I spent the first week of August planning a mock wedding. I was calculating things you see; wholesale costs, hours spent arranging, the sheer number of times you have to polish a wine glass for it to actually be clear. I felt I needed a good grasp on these figures. I felt, as a new business owner, that I should be able to blurt out facts about costs, times, rental fees, statistics, and avoiding floral catastrophes. How else do you prove to people that you know what you’re doing?
In addition to my numbers game, I’d gather some good photos of bouquets, centerpieces, and boutonnieres, all for the sake of Instagram; that daunting vortex of trendy goodness. I enlisted my sassy sister and her extremely patient husband to stand in my parent’s backyard in heavy formalwear on a hot summer’s afternoon in Charleston. They were good sports about it.
Their own wedding was almost three years ago on a beach in South Florida with just eight family members as witnesses. Occasionally my sassy sister complains that she didn’t have a large “wedding of the century” style bash here in our hometown. That said, she complains about a lot of things. The day of The Big Mock Wedding she called me every half-hour with a blend of annoyance at how long I was taking to make her bouquet and an enthusiasm for getting started that began to test even my own optimistic disposition.

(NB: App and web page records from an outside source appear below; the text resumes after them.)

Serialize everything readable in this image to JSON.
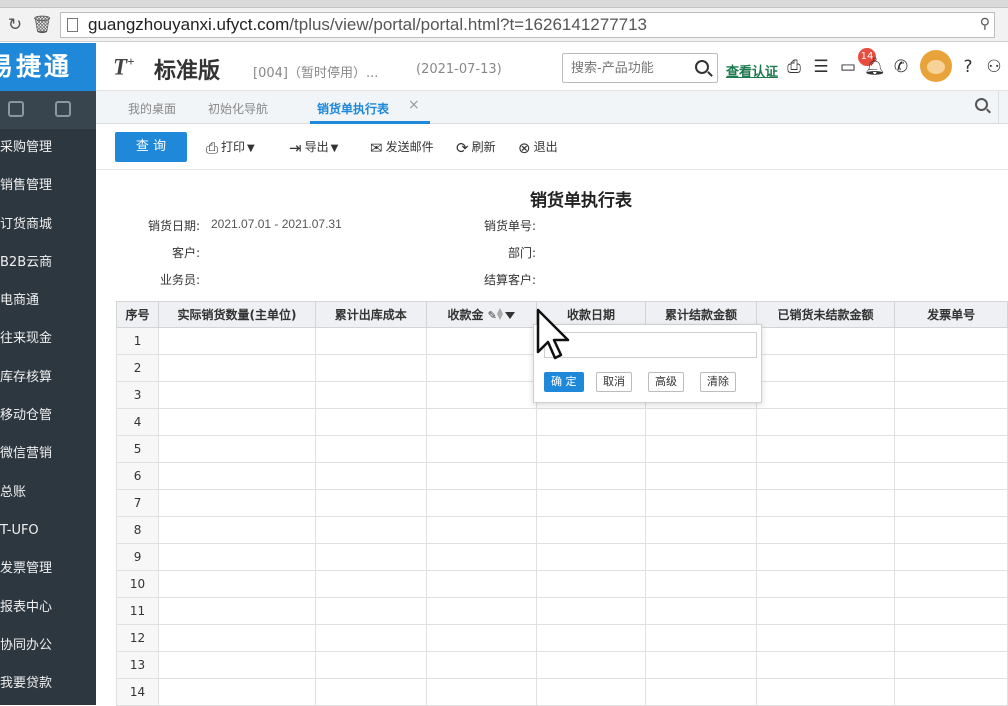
{
  "browser": {
    "url_host": "guangzhouyanxi.ufyct.com",
    "url_path": "/tplus/view/portal/portal.html?t=1626141277713",
    "reload_icon": "reload-icon",
    "home_icon": "trash-icon"
  },
  "sidebar": {
    "logo": "易捷通",
    "items": [
      {
        "label": "采购管理"
      },
      {
        "label": "销售管理"
      },
      {
        "label": "订货商城"
      },
      {
        "label": "B2B云商"
      },
      {
        "label": "电商通"
      },
      {
        "label": "往来现金"
      },
      {
        "label": "库存核算"
      },
      {
        "label": "移动仓管"
      },
      {
        "label": "微信营销"
      },
      {
        "label": "总账"
      },
      {
        "label": "T-UFO"
      },
      {
        "label": "发票管理"
      },
      {
        "label": "报表中心"
      },
      {
        "label": "协同办公"
      },
      {
        "label": "我要贷款"
      }
    ]
  },
  "header": {
    "brand_t": "T",
    "brand_plus": "+",
    "brand_name": "标准版",
    "account": "[004]（暂时停用）...",
    "account_date": "(2021-07-13)",
    "search_placeholder": "搜索-产品功能",
    "verify_link": "查看认证",
    "badge_count": "14"
  },
  "tabs": [
    {
      "label": "我的桌面"
    },
    {
      "label": "初始化导航"
    },
    {
      "label": "销货单执行表"
    }
  ],
  "toolbar": {
    "query": "查 询",
    "print": "打印",
    "export": "导出",
    "email": "发送邮件",
    "refresh": "刷新",
    "exit": "退出"
  },
  "report": {
    "title": "销货单执行表",
    "fields": {
      "sale_date_label": "销货日期:",
      "sale_date_value": "2021.07.01 - 2021.07.31",
      "customer_label": "客户:",
      "salesman_label": "业务员:",
      "order_no_label": "销货单号:",
      "dept_label": "部门:",
      "settle_customer_label": "结算客户:"
    },
    "columns": [
      "序号",
      "实际销货数量(主单位)",
      "累计出库成本",
      "收款金",
      "收款日期",
      "累计结款金额",
      "已销货未结款金额",
      "发票单号"
    ],
    "rows": [
      "1",
      "2",
      "3",
      "4",
      "5",
      "6",
      "7",
      "8",
      "9",
      "10",
      "11",
      "12",
      "13",
      "14"
    ]
  },
  "filter_popup": {
    "value": "",
    "ok": "确 定",
    "cancel": "取消",
    "advanced": "高级",
    "clear": "清除"
  }
}
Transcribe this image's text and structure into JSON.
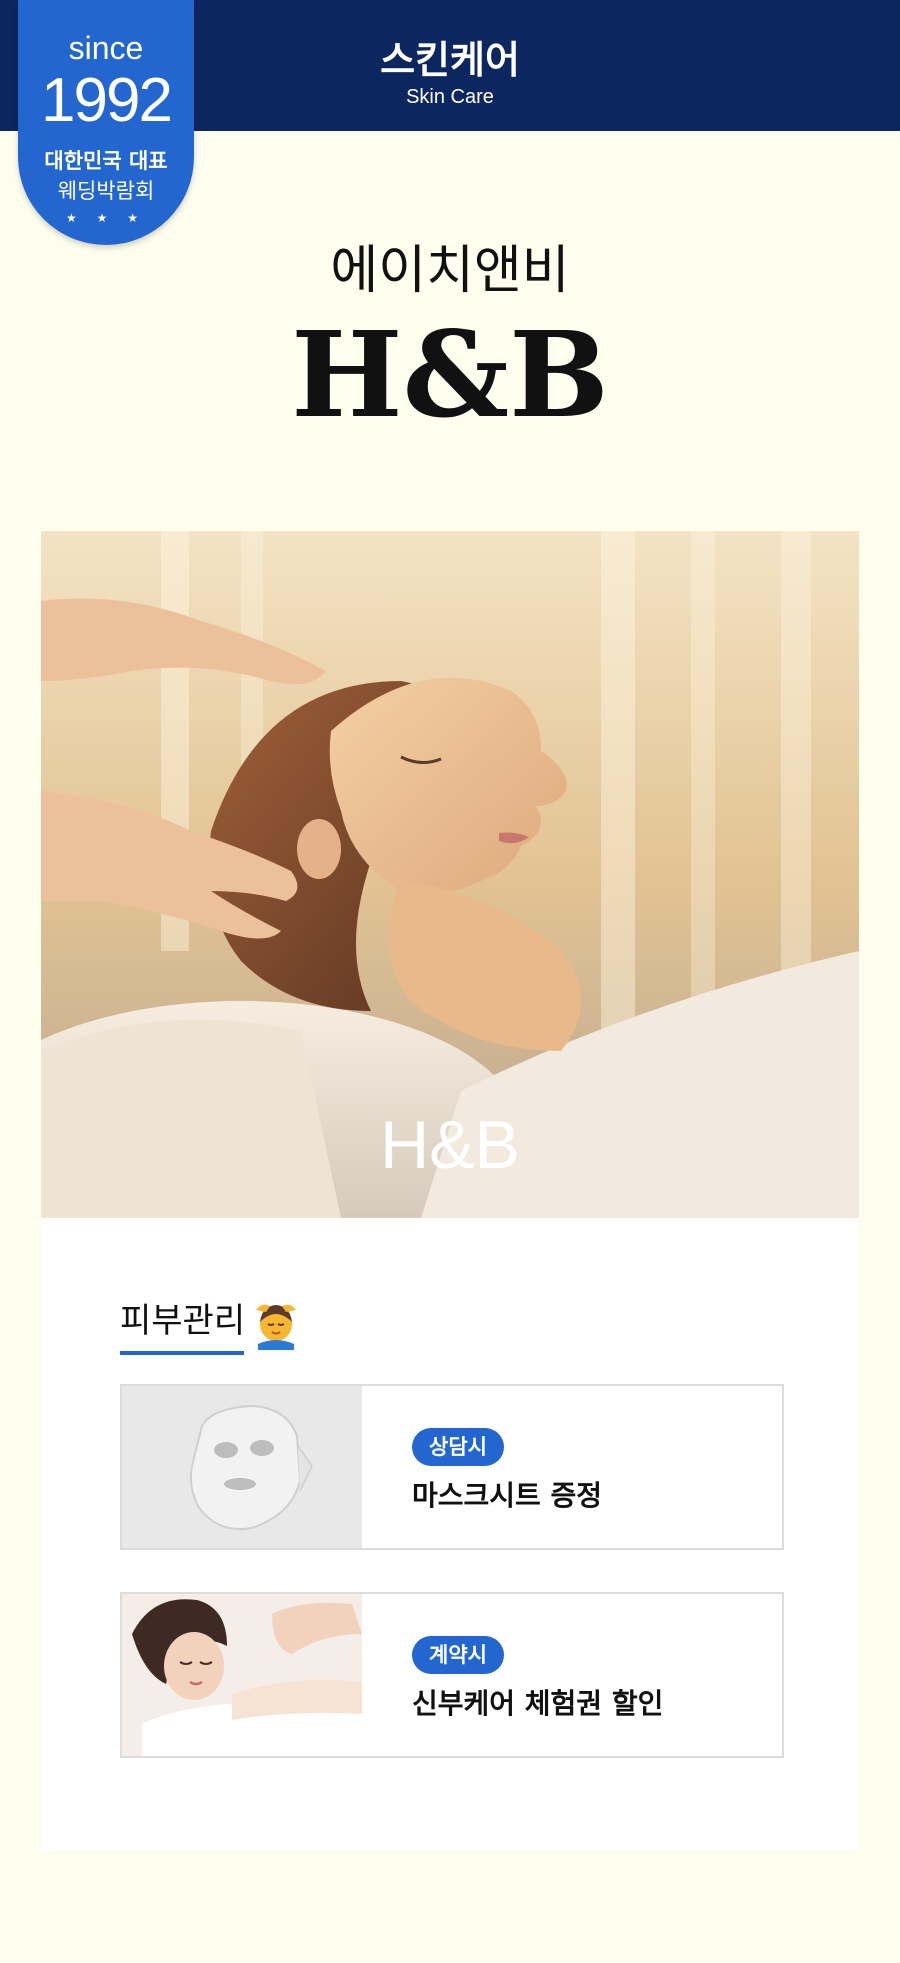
{
  "header": {
    "title": "스킨케어",
    "subtitle": "Skin Care",
    "background_color": "#0C2660"
  },
  "badge": {
    "since": "since",
    "year": "1992",
    "line1": "대한민국 대표",
    "line2": "웨딩박람회",
    "stars": "★ ★ ★",
    "color": "#2466D0"
  },
  "brand": {
    "korean_name": "에이치앤비",
    "english_name": "H&B"
  },
  "hero": {
    "label": "H&B"
  },
  "section": {
    "title": "피부관리",
    "emoji_icon": "person-getting-massage-icon",
    "accent_color": "#2466D0"
  },
  "benefits": [
    {
      "tag": "상담시",
      "text": "마스크시트 증정",
      "image_icon": "face-mask-sheet-image"
    },
    {
      "tag": "계약시",
      "text": "신부케어 체험권 할인",
      "image_icon": "bridal-care-massage-image"
    }
  ],
  "page_background": "#FEFEEE"
}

“Seriously, stop calling me.” I barked once when asked for the seventh time if 4:30 was still what time I wanted her to come over. My sister is known for being particularly unhelpful and is often seen slinking out of a room when it comes time to take care of any chores. I prepared myself for an afternoon of her resisting my direction. I figured she would be hot and irritable and unconcerned as to whether or not I got what I needed out of the day. Instead she arrived at my parent’s door (one hour early) with a wild lightness about her. She had brought props and outfit changes and had let her thick brown hair out of the bun she keeps tightly piled on the very top of her head. I was immediately skeptical and I eyeballed her curiously for the first hour of the setup.

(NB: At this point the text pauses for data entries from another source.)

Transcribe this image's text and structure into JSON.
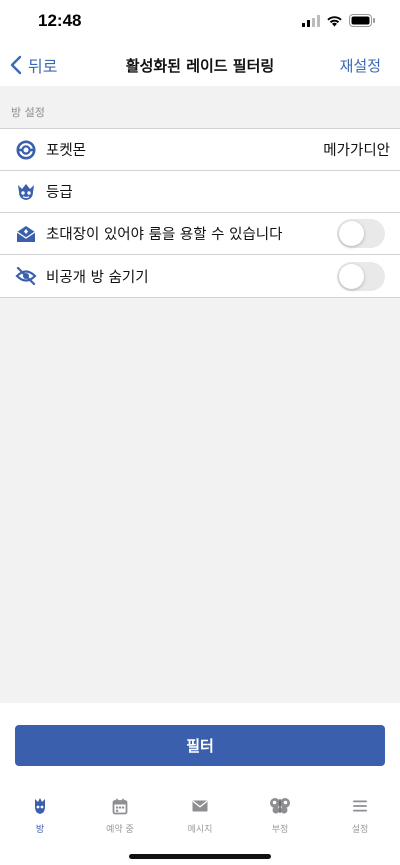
{
  "status_bar": {
    "time": "12:48"
  },
  "nav": {
    "back_label": "뒤로",
    "title": "활성화된 레이드 필터링",
    "reset_label": "재설정"
  },
  "section": {
    "header": "방 설정"
  },
  "rows": [
    {
      "label": "포켓몬",
      "value": "메가가디안",
      "icon": "pokeball-icon"
    },
    {
      "label": "등급",
      "icon": "raid-boss-icon"
    },
    {
      "label": "초대장이 있어야 룸을 용할 수 있습니다",
      "icon": "invitation-icon",
      "toggle_on": false
    },
    {
      "label": "비공개 방 숨기기",
      "icon": "eye-slash-icon",
      "toggle_on": false
    }
  ],
  "filter_button": {
    "label": "필터"
  },
  "tabs": [
    {
      "label": "방",
      "icon": "raid-icon",
      "active": true
    },
    {
      "label": "예약 중",
      "icon": "calendar-icon",
      "active": false
    },
    {
      "label": "메시지",
      "icon": "mail-icon",
      "active": false
    },
    {
      "label": "부정",
      "icon": "butterfly-icon",
      "active": false
    },
    {
      "label": "설정",
      "icon": "menu-icon",
      "active": false
    }
  ],
  "colors": {
    "accent": "#3a6ab5",
    "button": "#3a60ad",
    "toggle_off": "#e9e9ea"
  }
}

In an unexpected turn, my sassy sister was a delightful gigglebox, tickled by her small bouquet and the way her old wedding dress looked even brighter against our Dad’s beloved green lawn than it did next to the turquoise water on that small Florida beach. I was charmed by my sister’s delight and we giggled back and forth at each other for the duration of her photo shoot. When it came time for her husband to suit up and step out into the heat, she became wonderfully bossy and moved his arms and torso around as she saw fit for the pose she had in her mind. I realized she was creating the wedding portraits they’ve never had and I lost sight of shooting my florals and instead snapped a ton of pictures of the two of them feeling silly all dressed up in our parent’s backyard.
And just so you don’t go thinking my sister is a sweetie and I’m actually the mean one, here’s a picture of her snarling at her husband.